“My concern is that it undermines the idea that the pandemic response should be driven by science and facts and turns everything into a political proposition in a way that really makes it difficult to address problems that fundamentally don't care about politics,” said Katie Dickinson, assistant professor of environmental and occupational health at the Colorado School of Public Health. “COVID doesn’t care about politics.”
Trump’s relationships with the nation’s Democratic governors have frequently been fraught during the pandemic, with one exception being New Jersey’s Democratic Gov. Phil Murphy who figured out early that flattery was a key currency when dealing with the president.
Trump’s disrespect for Democratic governors has gone beyond words. He’s happily ignored public health restrictions as he returns to the rallies and attention he’s craved during the pandemic—though on Thursday his campaign acquiesced to a request from the mayor of La Crosse, Wisconsin to move his rally due to a virus spike there, according to The Green Bay Press-Gazette.
Back in May, North Carolina Gov. Roy Cooper didn’t back down as Trump pushed for a full Republican National Convention to still be held in Charlotte come late August. Cooper’s resistance due to public health concerns caused Trump and the RNC to instead try and hold a large scale convention in Jacksonville, Florida, only for plans to crumble and be abandoned.

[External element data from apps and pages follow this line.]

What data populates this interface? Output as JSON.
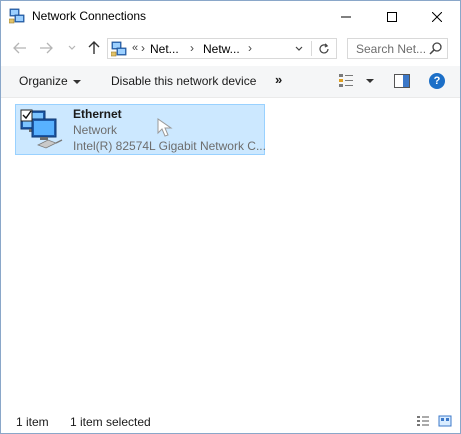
{
  "window": {
    "title": "Network Connections",
    "icon": "network-connections-icon"
  },
  "controls": {
    "minimize": "minimize-icon",
    "maximize": "maximize-icon",
    "close": "close-icon"
  },
  "nav": {
    "back": "back-arrow-icon",
    "forward": "forward-arrow-icon",
    "recent": "chevron-down-icon",
    "up": "up-arrow-icon"
  },
  "address": {
    "overflow": "«",
    "segments": [
      "Net...",
      "Netw..."
    ],
    "separators": [
      "›",
      "›",
      "›"
    ]
  },
  "search": {
    "placeholder": "Search Net..."
  },
  "toolbar": {
    "organize": "Organize",
    "disable": "Disable this network device",
    "more": "»"
  },
  "items": [
    {
      "name": "Ethernet",
      "status": "Network",
      "device": "Intel(R) 82574L Gigabit Network C..."
    }
  ],
  "status": {
    "count": "1 item",
    "selected": "1 item selected"
  },
  "colors": {
    "selection_bg": "#cce8ff",
    "selection_border": "#99d1ff",
    "accent": "#1c6fc7"
  }
}
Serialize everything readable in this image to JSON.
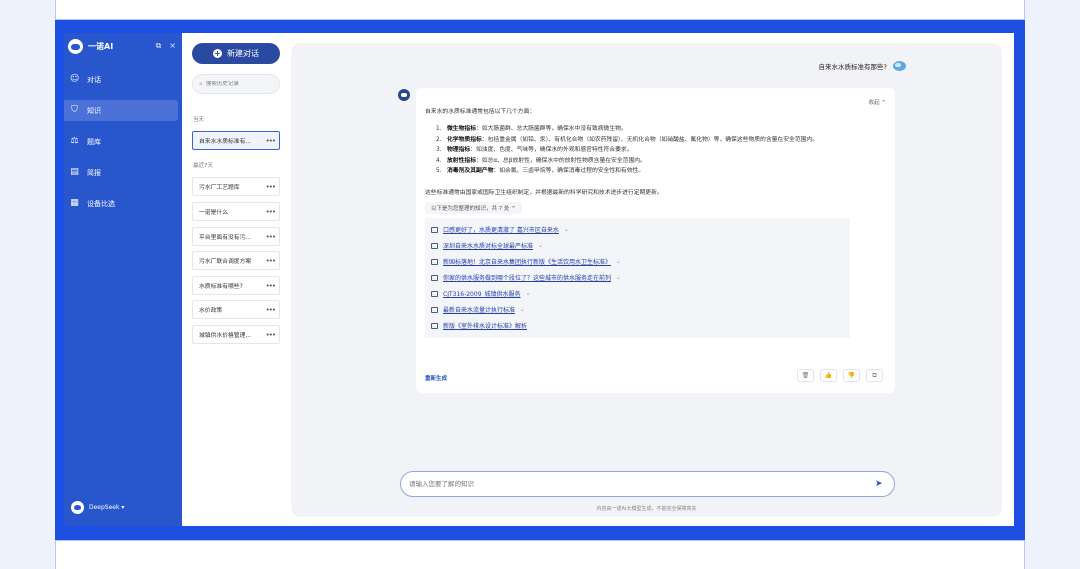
{
  "app": {
    "title": "一诺AI",
    "window_actions": [
      "⧉",
      "×"
    ]
  },
  "sidebar": {
    "items": [
      {
        "label": "对话",
        "icon": "chat-icon"
      },
      {
        "label": "知识",
        "icon": "knowledge-icon",
        "active": true
      },
      {
        "label": "题库",
        "icon": "question-bank-icon"
      },
      {
        "label": "简报",
        "icon": "briefing-icon"
      },
      {
        "label": "设备比选",
        "icon": "device-compare-icon"
      }
    ],
    "model": "DeepSeek ▾"
  },
  "history": {
    "new_chat_label": "新建对话",
    "search_placeholder": "搜索历史记录",
    "today_label": "当天",
    "today_items": [
      "自来水水质标准有..."
    ],
    "week_label": "最近7天",
    "week_items": [
      "污水厂工艺题库",
      "一诺是什么",
      "平台里面有没有污...",
      "污水厂联合调度方案",
      "水质标准有哪些?",
      "水价政策",
      "城镇供水价格管理..."
    ]
  },
  "chat": {
    "question": "自来水水质标准有那些?",
    "collapse_label": "收起 ^",
    "intro": "自来水的水质标准通常包括以下几个方面：",
    "points": [
      {
        "n": "1.",
        "title": "微生物指标",
        "text": "：如大肠菌群、总大肠菌群等，确保水中没有致病微生物。"
      },
      {
        "n": "2.",
        "title": "化学物质指标",
        "text": "：包括重金属（如铅、汞）、有机化合物（如农药残留）、无机化合物（如硝酸盐、氟化物）等，确保这些物质的含量在安全范围内。"
      },
      {
        "n": "3.",
        "title": "物理指标",
        "text": "：如浊度、色度、气味等，确保水的外观和感官特性符合要求。"
      },
      {
        "n": "4.",
        "title": "放射性指标",
        "text": "：如总α、总β放射性，确保水中的放射性物质含量在安全范围内。"
      },
      {
        "n": "5.",
        "title": "消毒剂及其副产物",
        "text": "：如余氯、三卤甲烷等，确保消毒过程的安全性和有效性。"
      }
    ],
    "summary": "这些标准通常由国家或国际卫生组织制定，并根据最新的科学研究和技术进步进行定期更新。",
    "kb_toggle": "以下是为您整理的知识，共 7 处 ^",
    "references": [
      "口感更好了，水质更清澈了 嘉兴市区自来水",
      "深圳自来水水质对标全球最严标准",
      "新国标落地！北京自来水集团执行新版《生活饮用水卫生标准》",
      "你家的供水服务做到哪个段位了？这些城市的供水服务走在前列",
      "CJT316-2009_城镇供水服务",
      "最新自来水流量计执行标准",
      "新版《室外排水设计标准》解析"
    ],
    "regenerate_label": "重新生成",
    "actions": [
      "🗑",
      "👍",
      "👎",
      "⧉"
    ]
  },
  "input": {
    "placeholder": "请输入您要了解的知识",
    "send_icon": "➤",
    "disclaimer": "内容由一诺AI大模型生成，不能完全保障真实"
  }
}
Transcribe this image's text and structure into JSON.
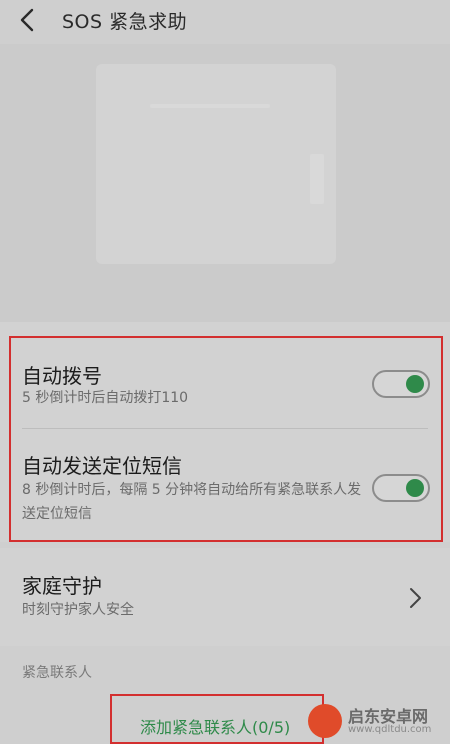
{
  "header": {
    "title": "SOS 紧急求助"
  },
  "auto_dial": {
    "title": "自动拨号",
    "subtitle": "5 秒倒计时后自动拨打110",
    "enabled": true
  },
  "auto_sms": {
    "title": "自动发送定位短信",
    "subtitle": "8 秒倒计时后，每隔 5 分钟将自动给所有紧急联系人发送定位短信",
    "enabled": true
  },
  "family_guard": {
    "title": "家庭守护",
    "subtitle": "时刻守护家人安全"
  },
  "contacts": {
    "group_label": "紧急联系人",
    "add_label": "添加紧急联系人(0/5)"
  },
  "watermark": {
    "name": "启东安卓网",
    "url": "www.qdltdu.com"
  },
  "colors": {
    "accent_green": "#2f8a4a",
    "highlight_red": "#d32f2f"
  }
}
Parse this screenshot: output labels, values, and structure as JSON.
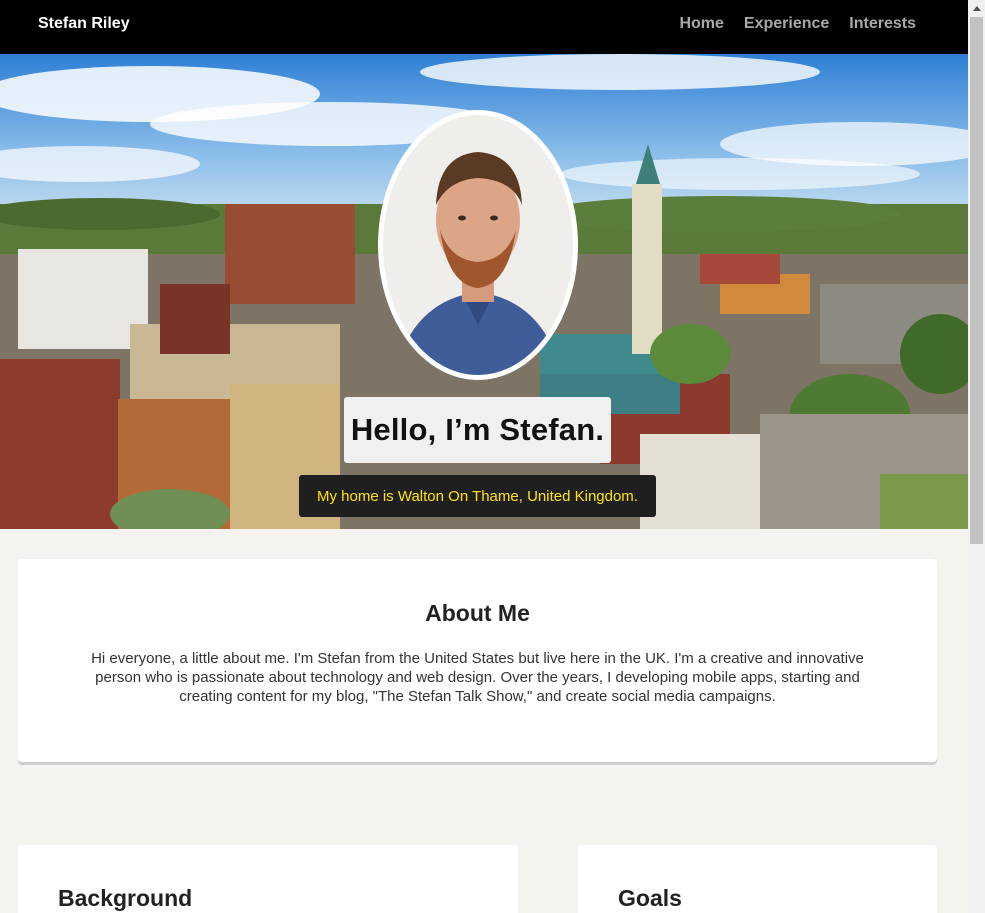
{
  "navbar": {
    "brand": "Stefan Riley",
    "links": [
      {
        "label": "Home"
      },
      {
        "label": "Experience"
      },
      {
        "label": "Interests"
      }
    ]
  },
  "hero": {
    "greeting": "Hello, I’m Stefan.",
    "home": "My home is Walton On Thame, United Kingdom."
  },
  "about": {
    "title": "About Me",
    "text": "Hi everyone, a little about me. I'm Stefan from the United States but live here in the UK. I'm a creative and innovative person who is passionate about technology and web design. Over the years, I developing mobile apps, starting and creating content for my blog, \"The Stefan Talk Show,\" and create social media campaigns."
  },
  "cards": [
    {
      "title": "Background"
    },
    {
      "title": "Goals"
    }
  ],
  "colors": {
    "navbar_bg": "#000000",
    "nav_link": "#a8a8a8",
    "home_text": "#ffe600",
    "page_bg": "#f4f3f0"
  }
}
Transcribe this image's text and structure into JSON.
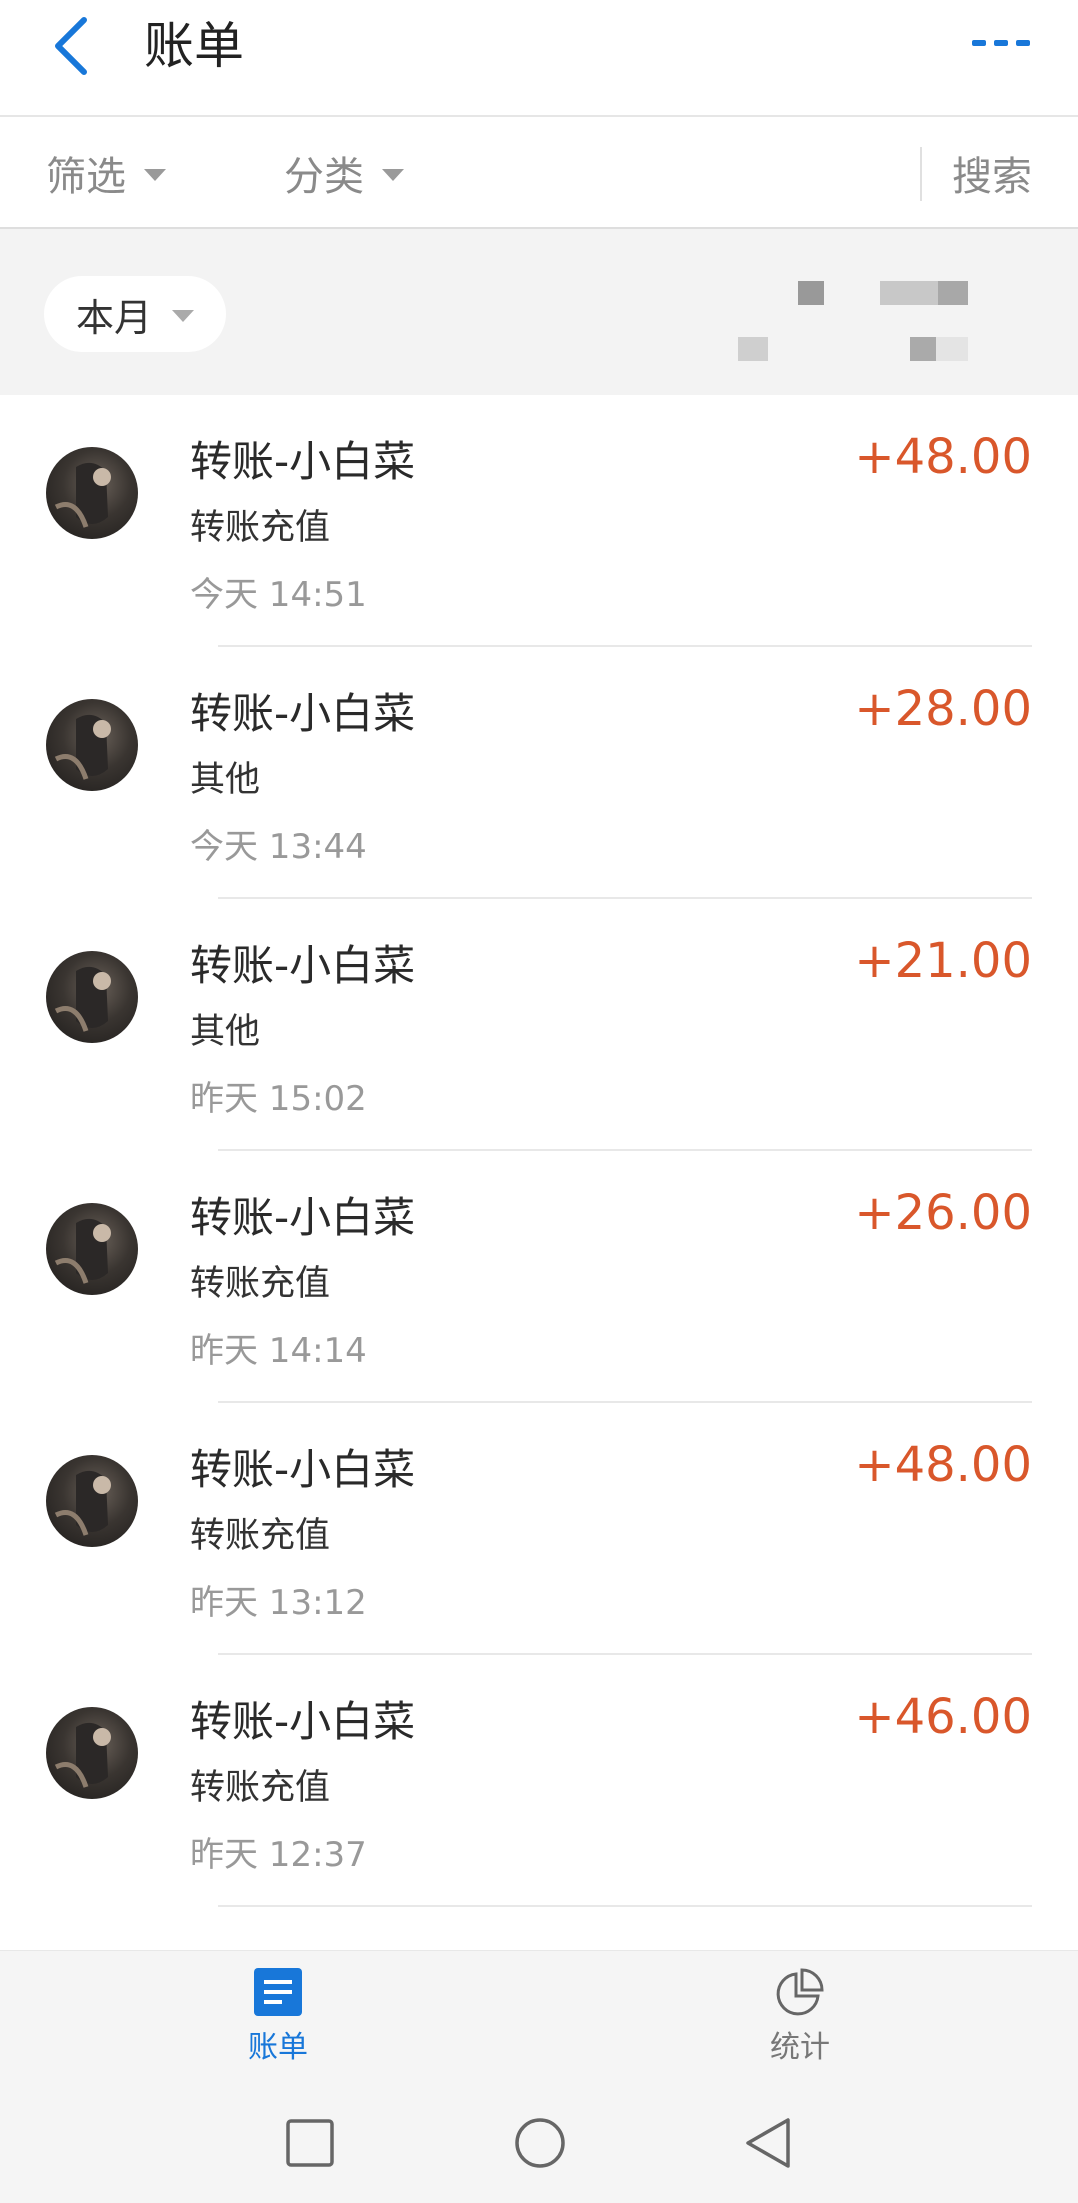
{
  "header": {
    "title": "账单"
  },
  "filters": {
    "filter_label": "筛选",
    "category_label": "分类",
    "search_label": "搜索"
  },
  "period": {
    "selected": "本月"
  },
  "transactions": [
    {
      "name": "转账-小白菜",
      "type": "转账充值",
      "time": "今天 14:51",
      "amount": "+48.00"
    },
    {
      "name": "转账-小白菜",
      "type": "其他",
      "time": "今天 13:44",
      "amount": "+28.00"
    },
    {
      "name": "转账-小白菜",
      "type": "其他",
      "time": "昨天 15:02",
      "amount": "+21.00"
    },
    {
      "name": "转账-小白菜",
      "type": "转账充值",
      "time": "昨天 14:14",
      "amount": "+26.00"
    },
    {
      "name": "转账-小白菜",
      "type": "转账充值",
      "time": "昨天 13:12",
      "amount": "+48.00"
    },
    {
      "name": "转账-小白菜",
      "type": "转账充值",
      "time": "昨天 12:37",
      "amount": "+46.00"
    }
  ],
  "tabbar": {
    "bills_label": "账单",
    "stats_label": "统计"
  },
  "colors": {
    "accent": "#1877d9",
    "amount": "#d9572b"
  }
}
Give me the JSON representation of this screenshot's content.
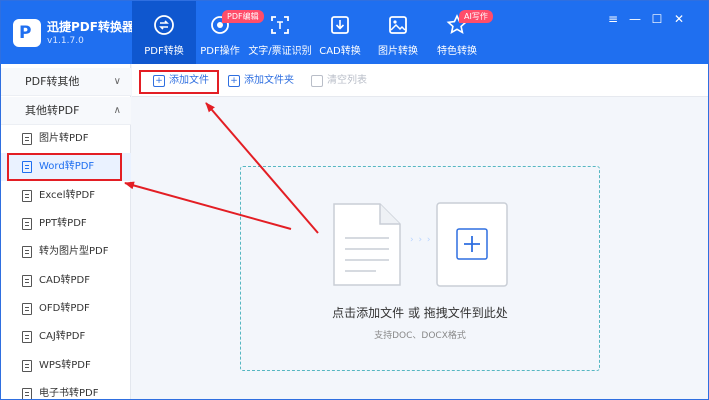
{
  "app": {
    "name": "迅捷PDF转换器",
    "version": "v1.1.7.0",
    "logo_glyph": "P"
  },
  "nav": {
    "tabs": [
      {
        "label": "PDF转换",
        "icon": "convert-icon",
        "active": true
      },
      {
        "label": "PDF操作",
        "icon": "pdf-ops-icon",
        "badge": "PDF编辑"
      },
      {
        "label": "文字/票证识别",
        "icon": "ocr-icon"
      },
      {
        "label": "CAD转换",
        "icon": "cad-icon"
      },
      {
        "label": "图片转换",
        "icon": "image-icon"
      },
      {
        "label": "特色转换",
        "icon": "special-icon",
        "badge": "AI写作"
      }
    ]
  },
  "window_controls": {
    "menu": "≡",
    "minimize": "—",
    "maximize": "☐",
    "close": "✕"
  },
  "sidebar": {
    "groups": [
      {
        "label": "PDF转其他",
        "chevron": "∨",
        "expanded": false
      },
      {
        "label": "其他转PDF",
        "chevron": "∧",
        "expanded": true
      }
    ],
    "items": [
      {
        "label": "图片转PDF"
      },
      {
        "label": "Word转PDF",
        "active": true
      },
      {
        "label": "Excel转PDF"
      },
      {
        "label": "PPT转PDF"
      },
      {
        "label": "转为图片型PDF"
      },
      {
        "label": "CAD转PDF"
      },
      {
        "label": "OFD转PDF"
      },
      {
        "label": "CAJ转PDF"
      },
      {
        "label": "WPS转PDF"
      },
      {
        "label": "电子书转PDF"
      }
    ]
  },
  "toolbar": {
    "add_file": "添加文件",
    "add_folder": "添加文件夹",
    "clear_list": "清空列表"
  },
  "drop_zone": {
    "main_text": "点击添加文件 或 拖拽文件到此处",
    "sub_text": "支持DOC、DOCX格式",
    "chevrons": "› › ›",
    "plus": "+"
  },
  "colors": {
    "brand_blue": "#1f6ff0",
    "active_tab": "#0f57cf",
    "annotation_red": "#e31e24",
    "badge_pink": "#ff4d6a",
    "dashed_border": "#55b7c2"
  }
}
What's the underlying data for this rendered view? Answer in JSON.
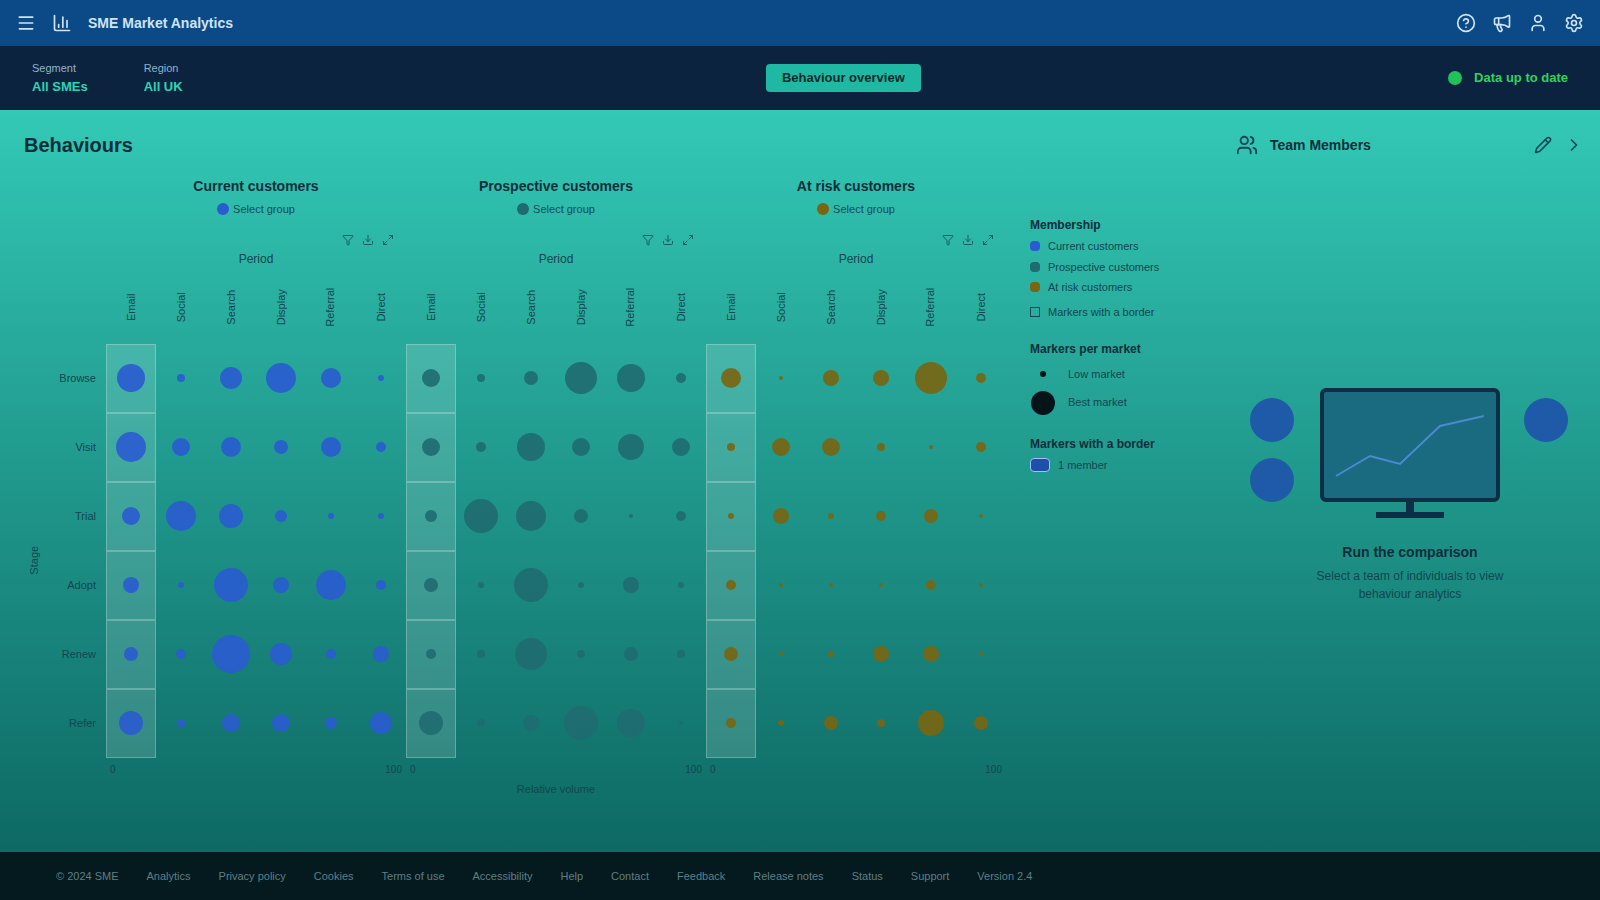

The president has continued to publicly seethe at Cooper’s coronavirus approach in the months since.
Cooper’s office did not respond to a request for comment this week, though the governor did announce Wednesday he was moving the state into phase three of its reopening come Friday as he warned that the state’s “stability is fragile.”
“The key indicators we watch in North Carolina remain mostly stable,” Cooper said during a briefing Wednesday. “But I have to tell you that we see warning signs that the disease could spike again, here and across the country.”
Even as Trump continues to make a generalized push for reopening that he’s heavily politicized, communities in those states Trump has focused his fire on are still facing challenging fights against COVID-19.
In Centre County, home to Pennsylvania State University, cases have spiked in recent weeks. And the approach the president and others are taking at making broad statements about states like Pennsylvania has been challenging said Michael Pipe, a Democrat who serves as chair of the Centre County Board of Commissioners.
“We're appreciating what's happening. We appreciate the fact that he's on the campaign trail. We appreciate the fact that he has a certain message,” Pipe said of the president. “But at the end of the day, does it help us get to a better place in keeping people safe, or is it just ratcheting up the temperature in the room? And I think it's time to focus on strategies that can make sure that we all are kept safe.”
Graham County, North Carolina has also been facing a challenging situation as of late in its COVID-19 fight. The county of more than 8,000 people had fared decently until a recent nursing home outbreak, said Rebecca Garland, the county’s manager and finance officer, and cases in the area have spiked. After having only 49 positive tests as of Aug. 26, according to the county public health department’s Facebook page, that measure had jumped to 179 by Thursday.
Even by ambulance, it can take two hours to get to a major hospital, Garland said, and the pandemic has only added to the challenges the county would normally be faced with. And with all that on her mind, Trump’s comments about North Carolina needing to open have given her pause, leaving her with the feeling that Trump “needs to allow the governors to chart their own course.”
“He doesn't know our dynamics down here," Garland said of the state, pointing to the president’s viewpoint from the White House. “He doesn't know about our rural communities who don't have adequate health care to begin with. He doesn't know the struggles that we have in trying to get people to adequate medical care.”